Author information


  1. Institute of Marine Research, P.O. Box 1870, Nordnes, NO-5817, Bergen, Norway

    • Lene Kleppe
    • , Eva Andersson
    • , Kai Ove Skaftnesmo
    • , Rolf B. Edvardsen
    • , Rüdiger W. Schulz
    •  & Anna Wargelius
  2. Institute of Marine Research, Matre Aquaculture Research Station, 5984, Matredal, Norway

    • Per Gunnar Fjelldal
  3. Institute of Marine Research, Austevoll Research Station, 5392, Storebø, Norway

    • Birgitta Norberg
  4. Utrecht University, Faculty of Science, Department of Biology, Padualaan 8, 3584 CH, Utrecht, The Netherlands

    • Jan Bogerd
    •  & Rüdiger W. Schulz


  1. Search for Lene Kleppe in:

  2. Search for Eva Andersson in:

  3. Search for Kai Ove Skaftnesmo in:

  4. Search for Rolf B. Edvardsen in:

  5. Search for Per Gunnar Fjelldal in:

  6. Search for Birgitta Norberg in:

  7. Search for Jan Bogerd in:

  8. Search for Rüdiger W. Schulz in:

  9. Search for Anna Wargelius in:


A.W., P.F., R.W.S., EA and R.B.E. designed the study.
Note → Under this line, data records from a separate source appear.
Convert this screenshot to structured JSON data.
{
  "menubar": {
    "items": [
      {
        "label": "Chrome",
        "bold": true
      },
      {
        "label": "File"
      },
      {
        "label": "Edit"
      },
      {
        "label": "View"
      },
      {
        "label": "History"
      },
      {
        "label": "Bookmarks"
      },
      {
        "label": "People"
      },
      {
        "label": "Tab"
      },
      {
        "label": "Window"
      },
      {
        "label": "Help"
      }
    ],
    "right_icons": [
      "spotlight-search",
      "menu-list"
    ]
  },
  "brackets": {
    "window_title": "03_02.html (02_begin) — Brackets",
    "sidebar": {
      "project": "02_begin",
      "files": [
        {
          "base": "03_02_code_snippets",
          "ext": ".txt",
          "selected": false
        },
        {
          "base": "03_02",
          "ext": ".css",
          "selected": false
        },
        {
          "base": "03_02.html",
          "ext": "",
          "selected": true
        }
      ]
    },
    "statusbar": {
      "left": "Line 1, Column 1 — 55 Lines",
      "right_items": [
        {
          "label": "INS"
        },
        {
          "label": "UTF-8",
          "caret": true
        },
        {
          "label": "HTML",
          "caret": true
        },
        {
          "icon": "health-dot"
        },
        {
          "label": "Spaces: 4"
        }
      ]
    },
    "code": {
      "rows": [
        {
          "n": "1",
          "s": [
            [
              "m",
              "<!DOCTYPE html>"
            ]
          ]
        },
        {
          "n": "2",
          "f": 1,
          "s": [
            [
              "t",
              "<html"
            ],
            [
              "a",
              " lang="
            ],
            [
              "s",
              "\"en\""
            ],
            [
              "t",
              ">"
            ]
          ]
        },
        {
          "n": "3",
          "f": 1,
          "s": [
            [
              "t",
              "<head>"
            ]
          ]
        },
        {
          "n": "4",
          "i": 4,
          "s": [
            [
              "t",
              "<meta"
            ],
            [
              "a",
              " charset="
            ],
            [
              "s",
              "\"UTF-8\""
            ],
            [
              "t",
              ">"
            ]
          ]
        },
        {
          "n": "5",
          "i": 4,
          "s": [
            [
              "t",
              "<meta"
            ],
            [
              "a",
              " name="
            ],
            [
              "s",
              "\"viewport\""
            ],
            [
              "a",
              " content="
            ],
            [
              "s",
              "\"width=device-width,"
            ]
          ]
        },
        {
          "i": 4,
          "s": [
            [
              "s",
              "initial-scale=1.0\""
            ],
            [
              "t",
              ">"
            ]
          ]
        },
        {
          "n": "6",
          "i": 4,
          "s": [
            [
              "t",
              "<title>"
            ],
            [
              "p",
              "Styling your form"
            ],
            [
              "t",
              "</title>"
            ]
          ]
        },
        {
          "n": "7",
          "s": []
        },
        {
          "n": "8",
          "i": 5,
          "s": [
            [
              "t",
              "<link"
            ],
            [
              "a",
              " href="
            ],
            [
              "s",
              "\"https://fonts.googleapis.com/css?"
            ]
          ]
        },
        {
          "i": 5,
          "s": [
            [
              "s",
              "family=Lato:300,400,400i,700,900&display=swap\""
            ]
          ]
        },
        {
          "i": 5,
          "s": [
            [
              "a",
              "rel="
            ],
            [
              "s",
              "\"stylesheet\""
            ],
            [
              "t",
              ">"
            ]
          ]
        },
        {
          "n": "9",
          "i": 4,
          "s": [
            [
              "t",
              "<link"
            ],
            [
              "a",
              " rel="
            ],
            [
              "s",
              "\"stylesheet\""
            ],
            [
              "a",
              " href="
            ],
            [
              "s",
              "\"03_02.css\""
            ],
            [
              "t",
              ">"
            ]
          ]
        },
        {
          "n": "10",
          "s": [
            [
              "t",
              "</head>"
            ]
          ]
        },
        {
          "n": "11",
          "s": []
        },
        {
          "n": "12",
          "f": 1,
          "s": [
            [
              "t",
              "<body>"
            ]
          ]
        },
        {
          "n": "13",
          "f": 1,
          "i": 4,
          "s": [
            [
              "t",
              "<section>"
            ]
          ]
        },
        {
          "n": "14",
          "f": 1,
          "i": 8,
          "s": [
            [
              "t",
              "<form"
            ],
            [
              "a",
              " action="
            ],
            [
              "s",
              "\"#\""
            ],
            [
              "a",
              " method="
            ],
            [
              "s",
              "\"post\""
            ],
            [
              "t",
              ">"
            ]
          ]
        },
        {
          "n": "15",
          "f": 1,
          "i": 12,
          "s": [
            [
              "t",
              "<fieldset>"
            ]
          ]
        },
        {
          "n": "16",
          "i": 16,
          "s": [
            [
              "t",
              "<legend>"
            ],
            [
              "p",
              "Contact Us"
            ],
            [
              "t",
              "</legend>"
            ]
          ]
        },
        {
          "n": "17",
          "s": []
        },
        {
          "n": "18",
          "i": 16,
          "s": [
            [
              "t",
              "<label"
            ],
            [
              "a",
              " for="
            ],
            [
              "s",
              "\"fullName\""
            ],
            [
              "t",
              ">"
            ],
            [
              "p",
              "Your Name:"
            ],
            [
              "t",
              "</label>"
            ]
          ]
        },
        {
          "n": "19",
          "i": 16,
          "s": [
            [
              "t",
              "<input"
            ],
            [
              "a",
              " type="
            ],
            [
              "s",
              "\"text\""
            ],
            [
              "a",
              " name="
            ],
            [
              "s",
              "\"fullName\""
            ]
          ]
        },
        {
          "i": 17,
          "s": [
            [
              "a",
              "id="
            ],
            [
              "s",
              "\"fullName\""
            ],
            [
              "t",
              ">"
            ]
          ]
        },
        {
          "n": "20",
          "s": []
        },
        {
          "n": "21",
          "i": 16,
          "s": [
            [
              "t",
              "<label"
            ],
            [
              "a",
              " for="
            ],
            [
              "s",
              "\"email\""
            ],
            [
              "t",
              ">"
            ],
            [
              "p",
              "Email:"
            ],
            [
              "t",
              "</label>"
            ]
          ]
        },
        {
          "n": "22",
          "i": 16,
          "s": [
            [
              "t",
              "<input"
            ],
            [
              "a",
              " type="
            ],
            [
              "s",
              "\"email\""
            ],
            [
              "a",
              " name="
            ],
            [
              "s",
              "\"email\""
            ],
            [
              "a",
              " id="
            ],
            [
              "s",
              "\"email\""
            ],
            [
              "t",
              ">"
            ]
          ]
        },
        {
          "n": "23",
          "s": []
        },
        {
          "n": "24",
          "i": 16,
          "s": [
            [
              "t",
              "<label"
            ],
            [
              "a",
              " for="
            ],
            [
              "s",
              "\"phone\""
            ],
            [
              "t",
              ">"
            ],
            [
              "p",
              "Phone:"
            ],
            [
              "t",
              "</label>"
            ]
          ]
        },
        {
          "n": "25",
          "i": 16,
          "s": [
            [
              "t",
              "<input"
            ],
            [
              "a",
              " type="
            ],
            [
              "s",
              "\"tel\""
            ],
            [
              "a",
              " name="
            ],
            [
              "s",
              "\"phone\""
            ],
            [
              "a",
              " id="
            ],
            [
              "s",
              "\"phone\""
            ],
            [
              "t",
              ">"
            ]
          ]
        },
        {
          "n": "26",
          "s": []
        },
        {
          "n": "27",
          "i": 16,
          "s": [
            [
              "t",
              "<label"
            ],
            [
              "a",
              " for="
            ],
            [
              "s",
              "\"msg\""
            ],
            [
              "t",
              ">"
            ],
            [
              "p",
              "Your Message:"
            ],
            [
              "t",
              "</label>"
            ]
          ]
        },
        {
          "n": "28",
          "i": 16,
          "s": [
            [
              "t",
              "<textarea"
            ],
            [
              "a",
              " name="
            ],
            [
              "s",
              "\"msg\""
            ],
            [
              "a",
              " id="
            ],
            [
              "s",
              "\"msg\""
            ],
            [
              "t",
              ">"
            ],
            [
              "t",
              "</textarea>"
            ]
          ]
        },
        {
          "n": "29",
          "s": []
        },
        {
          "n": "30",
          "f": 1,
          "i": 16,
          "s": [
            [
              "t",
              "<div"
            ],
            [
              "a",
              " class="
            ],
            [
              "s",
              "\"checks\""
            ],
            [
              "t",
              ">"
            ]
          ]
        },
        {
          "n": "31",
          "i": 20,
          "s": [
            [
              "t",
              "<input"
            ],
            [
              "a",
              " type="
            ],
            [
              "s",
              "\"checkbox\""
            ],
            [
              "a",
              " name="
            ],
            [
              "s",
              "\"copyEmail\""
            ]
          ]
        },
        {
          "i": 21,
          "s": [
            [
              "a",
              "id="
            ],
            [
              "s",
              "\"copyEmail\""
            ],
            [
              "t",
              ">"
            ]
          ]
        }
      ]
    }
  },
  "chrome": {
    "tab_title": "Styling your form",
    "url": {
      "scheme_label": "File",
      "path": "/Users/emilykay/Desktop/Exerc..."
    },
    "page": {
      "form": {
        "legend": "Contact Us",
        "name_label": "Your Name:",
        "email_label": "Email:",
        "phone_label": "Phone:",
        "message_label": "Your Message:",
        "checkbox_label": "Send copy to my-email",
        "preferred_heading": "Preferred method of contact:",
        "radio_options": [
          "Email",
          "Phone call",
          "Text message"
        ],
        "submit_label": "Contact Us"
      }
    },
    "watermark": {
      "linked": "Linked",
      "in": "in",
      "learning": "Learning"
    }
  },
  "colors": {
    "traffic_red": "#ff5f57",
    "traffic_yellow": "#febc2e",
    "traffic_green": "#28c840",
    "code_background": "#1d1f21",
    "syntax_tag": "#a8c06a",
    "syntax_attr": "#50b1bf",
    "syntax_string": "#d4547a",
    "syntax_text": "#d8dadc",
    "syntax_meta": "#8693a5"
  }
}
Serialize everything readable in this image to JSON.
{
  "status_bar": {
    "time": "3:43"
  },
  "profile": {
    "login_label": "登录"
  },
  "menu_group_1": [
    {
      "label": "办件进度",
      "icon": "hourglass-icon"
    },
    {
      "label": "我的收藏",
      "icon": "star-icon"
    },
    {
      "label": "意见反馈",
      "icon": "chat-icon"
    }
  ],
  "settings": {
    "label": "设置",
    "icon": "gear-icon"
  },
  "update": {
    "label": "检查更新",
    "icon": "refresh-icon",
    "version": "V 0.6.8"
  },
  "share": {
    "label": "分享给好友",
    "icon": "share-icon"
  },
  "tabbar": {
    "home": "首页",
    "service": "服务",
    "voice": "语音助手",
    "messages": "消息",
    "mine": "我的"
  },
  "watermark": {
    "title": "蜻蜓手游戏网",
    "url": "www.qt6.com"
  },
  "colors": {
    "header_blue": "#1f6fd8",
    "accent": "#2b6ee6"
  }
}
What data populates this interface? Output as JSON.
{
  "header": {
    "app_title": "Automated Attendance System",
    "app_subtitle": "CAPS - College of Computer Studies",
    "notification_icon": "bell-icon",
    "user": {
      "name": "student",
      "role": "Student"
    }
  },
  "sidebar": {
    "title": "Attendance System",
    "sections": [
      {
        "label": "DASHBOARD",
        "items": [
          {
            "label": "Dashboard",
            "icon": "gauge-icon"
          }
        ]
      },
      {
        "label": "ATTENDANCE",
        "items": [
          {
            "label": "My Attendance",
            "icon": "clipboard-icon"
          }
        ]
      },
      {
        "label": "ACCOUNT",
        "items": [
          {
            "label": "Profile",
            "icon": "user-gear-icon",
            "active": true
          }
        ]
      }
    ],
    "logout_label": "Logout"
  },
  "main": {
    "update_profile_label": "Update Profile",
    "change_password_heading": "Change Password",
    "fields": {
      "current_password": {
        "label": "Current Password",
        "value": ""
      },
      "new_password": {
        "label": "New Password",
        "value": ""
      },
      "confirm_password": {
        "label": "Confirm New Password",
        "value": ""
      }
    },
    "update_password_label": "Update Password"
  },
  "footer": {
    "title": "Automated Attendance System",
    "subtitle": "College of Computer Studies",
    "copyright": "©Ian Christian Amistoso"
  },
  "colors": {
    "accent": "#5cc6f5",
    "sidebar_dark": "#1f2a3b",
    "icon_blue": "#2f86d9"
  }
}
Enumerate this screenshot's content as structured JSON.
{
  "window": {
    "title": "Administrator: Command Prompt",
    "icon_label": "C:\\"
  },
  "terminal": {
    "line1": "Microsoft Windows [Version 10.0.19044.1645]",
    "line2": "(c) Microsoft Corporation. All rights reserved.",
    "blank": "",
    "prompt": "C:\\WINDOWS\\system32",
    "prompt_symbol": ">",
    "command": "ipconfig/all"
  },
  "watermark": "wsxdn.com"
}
A.W., R.B.E., E.A., K.S., L.K., P.F. and R.W.S. carried out the samplings. P.F was responsible for the maturation-inducing rearing regime applied in this study. L.K. and K.S. set up qPCR assays and analyzed gene expression data. R.W.S., E.A., A.W. and L.K. analyzed histological sections of gonads. J.B cloned and sequenced the salmon insl3 cDNA, and designed the insl3 qPCR primers. B.N. was responsible for the measurements and analysis of plasma sex steroids. L.K., R.W.S. and A.W. wrote the manuscript with the contribution of all authors. All authors approved the final manuscript.

Competing Interests

The authors declare that they have no competing interests.

Corresponding author

Correspondence to Lene Kleppe.

Electronic supplementary material


By submitting a comment you agree to abide by our Terms and Community Guidelines. If you find something abusive or that does not comply with our terms or guidelines please flag it as inappropriate.

Creative Commons BY

Open Access This article is licensed under a Creative Commons Attribution 4.0 International License, which permits use, sharing, adaptation, distribution and reproduction in any medium or format, as long as you give appropriate credit to the original author(s) and the source, provide a link to the Creative Commons license, and indicate if changes were made. The images or other third party material in this article are included in the article’s Creative Commons license, unless indicated otherwise in a credit line to the material. If material is not included in the article’s Creative Commons license and your intended use is not permitted by statutory regulation or exceeds the permitted use, you will need to obtain permission directly from the copyright holder. To view a copy of this license, visit